The report also found that the Fed and OCC staff "lacked a common understanding of the Federal Reserve's approach for examining Edge Act corporations" and that "FRB New York staff were not clear about the expected deliverables resulting from continuous monitoring activities." Finally, the report concluded that "FRB New York's JPMC supervisory teams appeared to exhibit key-person dependencies."
So what were the recommendations? There were 10. Some of them went to better coordination among banking agencies. Mostly, though, the recommendations focused on improvements in the inspection process. These included: the issuance of "guidance detailing expectations for documenting and approving the deliverables of continuous monitoring activities, tracking identified issues, and performing follow-up activities," the mitigation of "key-person dependency," and the hiring of "additional supervisory personnel with market risk and modeling expertise."
The Report will likely result in more intense inspections of commercial banks (the section on the response to recommendations indicated little patience by the FRB New York with the recommendations), particularly with respect to activities in the securities markets. That in turn will likely result in banks becoming more risk averse. Risk aversion is good for commercial banking but bad for the securities markets.

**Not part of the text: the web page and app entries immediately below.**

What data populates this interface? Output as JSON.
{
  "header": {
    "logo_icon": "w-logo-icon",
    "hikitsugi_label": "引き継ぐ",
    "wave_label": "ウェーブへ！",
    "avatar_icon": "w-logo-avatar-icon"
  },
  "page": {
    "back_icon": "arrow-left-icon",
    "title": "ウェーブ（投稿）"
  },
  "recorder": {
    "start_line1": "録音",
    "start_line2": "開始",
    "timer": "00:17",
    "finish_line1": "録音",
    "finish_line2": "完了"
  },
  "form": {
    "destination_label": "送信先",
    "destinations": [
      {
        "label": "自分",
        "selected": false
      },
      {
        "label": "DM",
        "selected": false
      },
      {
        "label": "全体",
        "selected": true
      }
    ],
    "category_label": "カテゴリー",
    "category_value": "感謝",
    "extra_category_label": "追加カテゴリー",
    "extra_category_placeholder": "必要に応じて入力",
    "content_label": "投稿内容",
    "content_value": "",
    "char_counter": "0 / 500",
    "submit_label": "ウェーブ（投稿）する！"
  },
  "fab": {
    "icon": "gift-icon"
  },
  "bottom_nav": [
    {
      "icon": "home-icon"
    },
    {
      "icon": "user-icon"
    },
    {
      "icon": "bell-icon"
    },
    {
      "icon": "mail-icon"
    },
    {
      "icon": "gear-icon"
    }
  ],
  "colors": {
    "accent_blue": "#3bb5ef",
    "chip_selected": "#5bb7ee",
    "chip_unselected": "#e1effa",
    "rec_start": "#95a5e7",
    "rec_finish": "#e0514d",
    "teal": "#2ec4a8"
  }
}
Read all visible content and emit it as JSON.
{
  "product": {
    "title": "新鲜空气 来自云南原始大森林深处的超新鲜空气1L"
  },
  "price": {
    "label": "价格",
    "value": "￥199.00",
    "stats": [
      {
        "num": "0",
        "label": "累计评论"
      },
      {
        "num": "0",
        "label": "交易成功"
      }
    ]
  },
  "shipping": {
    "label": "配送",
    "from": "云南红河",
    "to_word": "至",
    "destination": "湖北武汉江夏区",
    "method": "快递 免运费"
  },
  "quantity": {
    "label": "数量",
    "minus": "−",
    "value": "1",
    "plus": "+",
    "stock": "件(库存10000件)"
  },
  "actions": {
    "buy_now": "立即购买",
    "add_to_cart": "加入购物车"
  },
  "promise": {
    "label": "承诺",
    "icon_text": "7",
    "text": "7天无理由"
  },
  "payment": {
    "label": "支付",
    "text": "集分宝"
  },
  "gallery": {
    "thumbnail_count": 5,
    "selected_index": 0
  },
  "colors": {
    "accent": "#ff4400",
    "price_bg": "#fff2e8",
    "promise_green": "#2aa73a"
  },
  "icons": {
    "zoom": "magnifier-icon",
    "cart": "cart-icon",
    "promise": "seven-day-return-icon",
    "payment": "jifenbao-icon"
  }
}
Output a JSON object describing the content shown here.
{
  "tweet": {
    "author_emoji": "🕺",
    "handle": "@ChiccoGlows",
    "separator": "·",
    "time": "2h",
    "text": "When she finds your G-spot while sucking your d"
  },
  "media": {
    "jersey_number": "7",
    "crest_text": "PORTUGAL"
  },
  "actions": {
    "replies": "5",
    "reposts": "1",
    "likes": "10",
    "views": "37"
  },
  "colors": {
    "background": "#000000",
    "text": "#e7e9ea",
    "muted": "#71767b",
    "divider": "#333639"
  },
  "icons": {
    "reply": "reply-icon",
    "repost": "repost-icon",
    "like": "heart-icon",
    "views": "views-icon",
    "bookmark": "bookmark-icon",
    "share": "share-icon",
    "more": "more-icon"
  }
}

Prior to the repeal of Glass Steagall, increased risk aversion among commercial banks would have had little impact on the securities markets. The securities markets were dominated by a class of investment banks that could not engage in commercial banking (and visa versa) and were therefore outside the scope of oversight of bank regulators. With the repeal of Glass Steagall, though, the commercial banks have ousted the independent investment banks, a dynamic that was eminently predictable. See The "Great Fall": The Consequences of Repealing the Glass-Steagall. With the demise of Lehman, the acquisition of Merrill and Bear Stearns by commercial banks, and the conversion of Morgan Stanley and Goldman, there are no more large investment banks that fall outside the oversight of bank regulators.
The securities markets are about risk taking. Limitations on risk taking in turn hurts the securities markets. Regulatory oversight of commercial banks seeks to reduce risk taking. This has the potential to impose long term harm on United States capital markets.